WHERE ARE THEY
Michael Žantovský : Success is no measure
Written by: Monika Mudranincová
Photo: Týden - Jan Zátorský
The public remembers Michael Žantovský
(55) as President Havel's first spokesman, senator, and chairman
of the ODA. He left politics and these days is only rarely in
the Czech Republic, as he's the Czech ambassador to Israel.
A GRADUATE in psychology and Reuters correspondent, he enjoyed
an outstanding career in the beginning of the nineties. In 1990
this founding Civic Forum member became the press secretary and
spokesman of President Havel, with whom he traveled the world and
established ties with leading statesmen.

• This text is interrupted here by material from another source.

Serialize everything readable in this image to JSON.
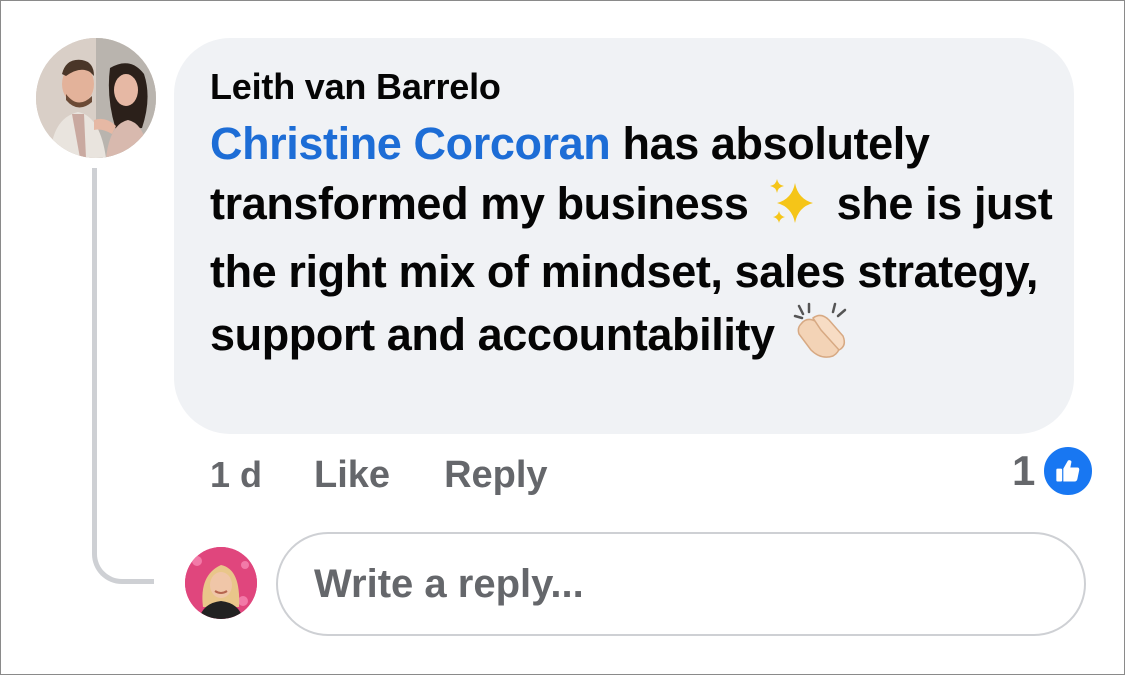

After two years his dream
came true: an authority on Anglo-American literature, he left for
the US, where from 1992 to 1997 he served as the Czech ambassador.
In 1996 he was elected to the senate, where for six years he was
chairman of the foreign affairs, defense, and security committee.
He also led the ODA in 1997 and from 2001 to 2002. Many saw this
as a fatal mistake, but he calls it an "unforgettable experience",
although he says he'd prefer more pleasant activity. Fortunately,
he seems to have resolved this dilemma - he's been the Czech ambassador
to Israel for a year. "It's a fascinating environment and
immensely interesting work," he says. "I solve a hundred
and one matters, from summit meetings with Israeli politicians
to haggling about parking spaces near the embassy."
As ambassador he must tend to the maintenance of good relations
between the two countries, establishing contacts and providing
information. On the day of Czech accession to the EU this intellectual
even played in a promotional soccer tournament. "Badly," he
laughs. As of January 2005 he'll have another area of involvement,
when the Czech embassy becomes the contact embassy for NATO in
Israel. True, this constitutes recognition for the Czechs, but
it will involve many responsibilities, including informing the
Israeli public on alliance activities. Žantovský doesn't yet know
how long his assignment in Israel will last, but he's glad to be
doing what he enjoys and to have his family with him: his wife
Jana, son David (3), and daughter Rebeka (1).
Between politics and family, which period in his life does he consider
the most successful? "I've learned that success is no yardstick.
The meaning of life lies elsewhere," Žantovský opines, adding
that Israel's contrasts and problems have been eye-openers for
him. "This country forces people to think not only about the
world around them, but also about themselves," he says.